In my last blog, I discussed many of the benefits of Vitamin D supplementation and also some of the pitfalls. I likened it to Rachal Green in FRIENDS. One of my friends read the blog and mentioned that she thought that her Vitamin D supplement was giving her hot flushes. It’s not something I had heard before. Could there be a connection?
To recap, Vitamin D is a fat-soluble, steroid hormone, derived from cholesterol. Steroid hormones include adrenal hormones, (such as cortisol and adrenaline), and sex hormones (which include testosterone, progesterone, and estrogen).
A hormone is simply a chemical messenger transferring information from one cell to another cell. They are continually gossiping and exchanging updates amongst themselves and between cells throughout the body. If one is shouting too loudly, it can easily drown out the effect of another.
As I highlighted in my blog, when you flood the body with Vitamin D (from either a high dose supplementation program or injection), it can crowd the receptors of a cell and block other hormones from binding.
So, how could this be connected to hot flush (or flashes)?
Many women experience hot flushes when they are transitioning through menopause. It is a very unwelcome, debilitating side effect.
Before menopause, the ovaries are responsible for producing sex hormones such as progesterone, and estrogen. However, as we age the ovaries begin to work less and our adrenal glands pick up the slack. The production of both hormones fall.

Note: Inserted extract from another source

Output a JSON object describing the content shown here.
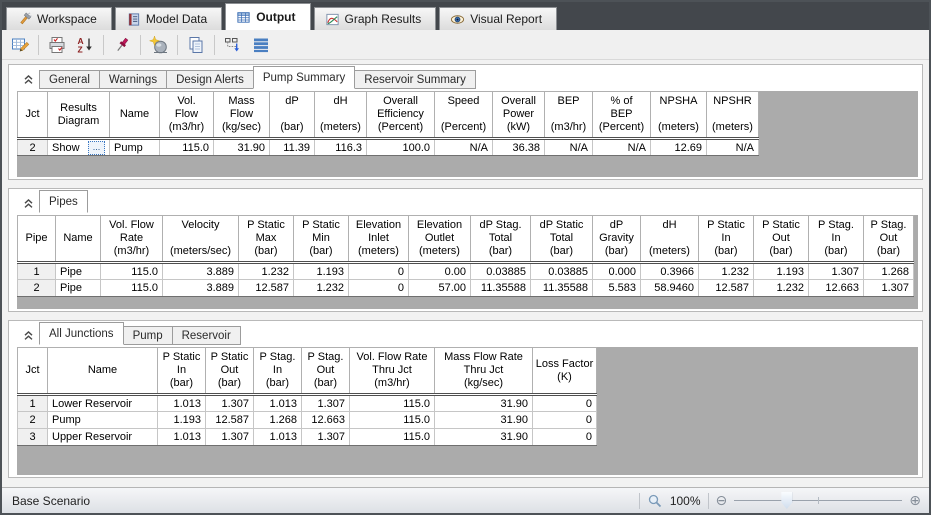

Anything that put’s additional pressure on the adrenal gland is going to have a downstream effect on hormone production – the most obvious is stress and cortisol.
Any sudden drop in hormones can trigger a hot flush. It’s important to note that this occurs regardless of whether the ongoing level of the hormone is high or low; it’s the dramatic change that elicits a reaction. That said, low levels of estrogen and progesterone are also causal factors in hot flushes.
How Vitamin D impacts on sex hormones
Estrogen and Testosterone
There have been many studies that show an association between Vitamin D and the prevention of some types of cancers, particularly colon and breast cancer. In one study, scientists were trying to measure the impact of Vitamin D supplementation on sex hormone production. They used a cohort of postmenopausal women who were overweight or obese. Over the course of a year, they were asked to take a daily dose of 2,000IU of Vitamin D (the recommended daily allowance is 400IU).
They found that those with the highest blood levels of Vitamin D had the most significant reduction in blood levels of estradiol and testosterone (results were independent of weight loss). These findings could have clinical applications if you are dealing with a cleint who is estrogen dominant or at higher risk for breast cancer for example.
Sex Hormone Binding Globulin “SHBG”
The tests also found that within this group, they had an increase in levels SHBG. I like to think of SHBG as a chaperone to hormones. It binds onto them and stops them from being active, almost like being grounded as a child! The more SHBG, the less freely available hormones there are, it is the unbound fraction of the hormone which is biologically active.
However, (as is usually the way with science), the evidence is mixed. I found at least one study that found a positive correlation between Vitamin D and estradiol – that is to say that women with lower levels of Vitamin D also had lower levels of estradiol, and higher levels of Vitamin D had higher levels of estradiol.
I also read a study conducted on men, which showed that Vitamin D supplementation increased estradiol levels and decreased the levels of SHBG, when they had normal testosterone levels.
So, we know that Vitamin D can influence the levels of other hormones, including sex hormones, but is this enough to cause a hot flush?
Another consideration, as I have covered before is Magnesium, and its interplay with Vitamin D. Vitamin D needs Magnesium to convert to the biologically active form that the body can use. Flood the body with Vitamin D, and you drain it of Magnesium. I have some clients and friends who have reduced the severity and frequency of their hot flushes by supplementing Magnesium – is it down to this mechanism? It’s difficult to tell as it is involved in 100’s of biological processes.
The idea that dosing too high with Vitamin D can contribute to hot flushes is an interesting one. Particularly when postmenopausal women often take supplement complexes to support bone health (due to the increased risk of osteoporosis), which contain Vitamin D, K, and A. I wonder how many of these are also taking Vitamin D on top of this and having hot flushes.
Is this something you have experienced yourself or heard anecdotally? If so, I would love to hear from you.
I should point out that I am not against Vitamin D supplementation. It is very much needed if you are deficient. There are also times when high dose Vitamin D is hugely advantageous and works wonders as an intervention.
It just highlights how each client and case is different. I am not suggesting this is a magic solution; everyone’s hot flushes will require a different protocol.